This little saying is one of my favorites. There’s something to be said for holding your ground, for becoming someone’s oak tree. We have a lot of waffles and wet noodles in the world, not nearly enough oak trees. I refer to those who constantly fold, as soggy pasta. Over cooked starch, mushy noodles.
Naturally there is also a time for surrender and for changing course. In my house we have a saying, “stubborn past the point of stupidity.” Pretty much everyone in my house suffers from random bouts of this affliction, including me. Mostly you see the symptoms in our inability to let go of stuff, material stuff. We will hang onto something broken in the hopes that we might get around to fixing it some day. Whatever it is, it’s probably beyond repair and we’re never going to have time anyway, but hope springs eternal.
We hang onto arguments and discussions, too. We’re like a pack of pit bulls, we lock down and don’t let go. I think that’s far more of a girl thing actually, my husband is forever playing referee and telling everyone to get over it, let it go, don’t start.

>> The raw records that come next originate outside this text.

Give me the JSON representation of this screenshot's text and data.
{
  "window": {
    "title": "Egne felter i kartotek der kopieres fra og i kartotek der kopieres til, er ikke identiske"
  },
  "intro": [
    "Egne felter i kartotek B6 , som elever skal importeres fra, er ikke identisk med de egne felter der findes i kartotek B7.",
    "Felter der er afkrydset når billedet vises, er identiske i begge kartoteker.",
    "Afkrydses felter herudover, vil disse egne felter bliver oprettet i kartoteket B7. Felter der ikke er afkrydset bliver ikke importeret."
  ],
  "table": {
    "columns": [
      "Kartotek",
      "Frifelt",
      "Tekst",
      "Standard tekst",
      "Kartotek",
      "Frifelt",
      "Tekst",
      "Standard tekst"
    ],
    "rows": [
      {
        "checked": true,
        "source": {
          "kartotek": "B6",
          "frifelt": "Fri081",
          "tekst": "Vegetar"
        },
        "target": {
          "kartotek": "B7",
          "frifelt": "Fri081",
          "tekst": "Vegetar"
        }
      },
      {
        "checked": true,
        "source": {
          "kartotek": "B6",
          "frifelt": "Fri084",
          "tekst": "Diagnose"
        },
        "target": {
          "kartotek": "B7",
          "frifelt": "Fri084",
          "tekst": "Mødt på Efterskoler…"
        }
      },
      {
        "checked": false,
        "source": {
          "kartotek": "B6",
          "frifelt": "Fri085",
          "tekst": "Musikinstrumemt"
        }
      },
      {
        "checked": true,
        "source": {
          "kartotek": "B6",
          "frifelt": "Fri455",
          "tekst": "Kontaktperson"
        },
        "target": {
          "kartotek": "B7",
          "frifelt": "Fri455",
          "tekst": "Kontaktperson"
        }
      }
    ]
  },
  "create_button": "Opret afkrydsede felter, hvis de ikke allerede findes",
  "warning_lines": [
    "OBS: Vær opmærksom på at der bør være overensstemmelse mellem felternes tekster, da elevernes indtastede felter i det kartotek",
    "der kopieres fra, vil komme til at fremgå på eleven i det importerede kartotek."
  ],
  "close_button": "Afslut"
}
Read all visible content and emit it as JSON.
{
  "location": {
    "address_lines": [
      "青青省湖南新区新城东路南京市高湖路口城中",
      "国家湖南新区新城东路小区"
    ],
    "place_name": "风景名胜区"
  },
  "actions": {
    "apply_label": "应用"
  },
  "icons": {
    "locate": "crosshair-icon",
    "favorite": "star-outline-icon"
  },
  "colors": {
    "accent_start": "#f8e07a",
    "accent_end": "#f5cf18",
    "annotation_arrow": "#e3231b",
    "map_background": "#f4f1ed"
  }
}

Of course, he’s not exactly a shrinking violet when he gets a bee in his bonnet, either.
Long ago when I was about 7, my step father was just finishing building a boat underneath a giant oak tree. It was the grandfather of all oak trees, a mammoth thing that provided shade during the work. One day, with a giant crack that sounded like a couple of freight trains colliding, this tree just came down with a mighty crash. It did some damage to the boat that was nearly completed, but what was so amazing was how it left all the people untouched. There we all were standing among the branches, huge limbs on each side of us, branches that could have killed us all instantly if they had come just a few inches closer. Five people completely untouched, not even a scratch. I remember those leaves, they tinkled like bells and quivered from the vibration. As soon as the tree fell there was the most incredible warm gust of wind that blew across like somebody exhaling a gentle and peaceful breath.
It’s a bit amusing, one of my favorite memories is the day a giant oak tree fell on my stepdad’s boat, a treasured memory I’m fairly sure he doesn’t share, but I remember the beauty in that moment, the crackle in those leaves, a warm breeze of protection blowing across us, and the keen awareness that there are forces at work in the world that we just don’t understand.
***** This is a repost from 2014